[TASK MATERIAL — start]
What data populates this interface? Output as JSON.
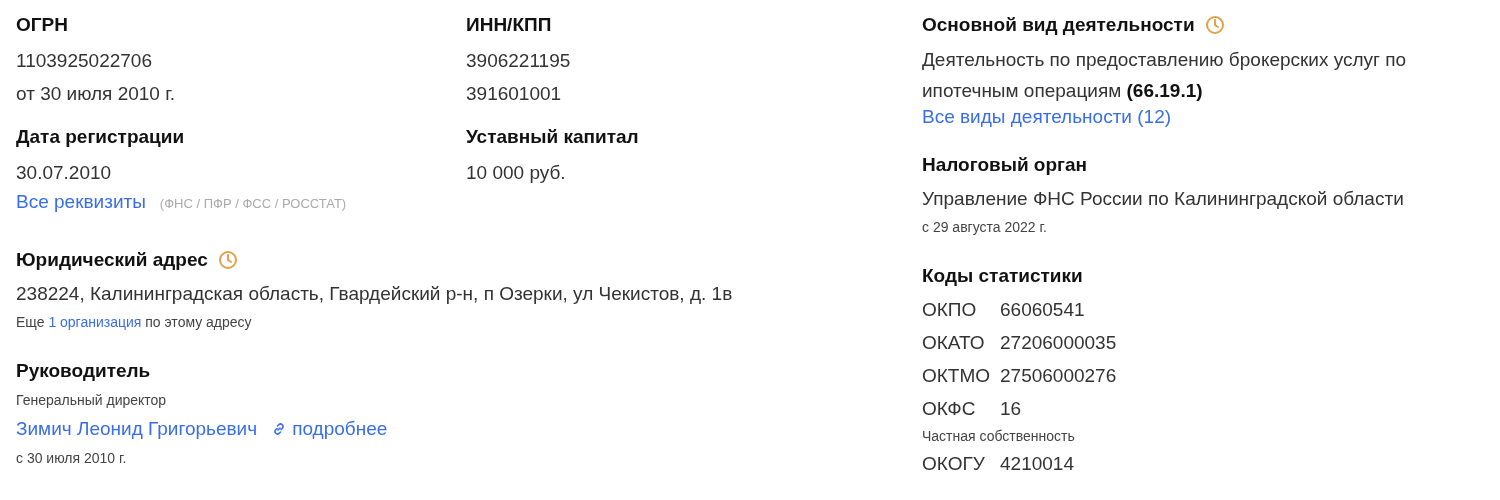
{
  "summary_fields": [
    {
      "title": "ОГРН",
      "values": [
        "1103925022706",
        "от 30 июля 2010 г."
      ]
    },
    {
      "title": "ИНН/КПП",
      "values": [
        "3906221195",
        "391601001"
      ]
    },
    {
      "title": "Дата регистрации",
      "values": [
        "30.07.2010"
      ]
    },
    {
      "title": "Уставный капитал",
      "values": [
        "10 000 руб."
      ]
    }
  ],
  "requisites_link": {
    "label": "Все реквизиты",
    "note": "(ФНС / ПФР / ФСС / РОССТАТ)"
  },
  "legal_address": {
    "title": "Юридический адрес",
    "history": true,
    "value": "238224, Калининградская область, Гвардейский р-н, п Озерки, ул Чекистов, д. 1в",
    "more_prefix": "Еще",
    "more_link": "1 организация",
    "more_suffix": "по этому адресу"
  },
  "manager": {
    "title": "Руководитель",
    "position": "Генеральный директор",
    "name": "Зимич Леонид Григорьевич",
    "details_link": "подробнее",
    "since": "с 30 июля 2010 г."
  },
  "main_activity": {
    "title": "Основной вид деятельности",
    "history": true,
    "text": "Деятельность по предоставлению брокерских услуг по ипотечным операциям **(66.19.1)**",
    "link": "Все виды деятельности (12)"
  },
  "tax_authority": {
    "title": "Налоговый орган",
    "value": "Управление ФНС России по Калининградской области",
    "since": "с 29 августа 2022 г."
  },
  "statistics_codes": {
    "title": "Коды статистики",
    "rows": [
      {
        "code": "ОКПО",
        "value": "66060541"
      },
      {
        "code": "ОКАТО",
        "value": "27206000035"
      },
      {
        "code": "ОКТМО",
        "value": "27506000276"
      },
      {
        "code": "ОКФС",
        "value": "16",
        "note": "Частная собственность"
      },
      {
        "code": "ОКОГУ",
        "value": "4210014"
      }
    ]
  }
}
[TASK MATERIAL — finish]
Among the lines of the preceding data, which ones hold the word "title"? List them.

WRITTEN REPLY ▸
      "title": "ОГРН",
      "title": "ИНН/КПП",
      "title": "Дата регистрации",
      "title": "Уставный капитал",
    "title": "Юридический адрес",
    "title": "Руководитель",
    "title": "Основной вид деятельности",
    "title": "Налоговый орган",
    "title": "Коды статистики",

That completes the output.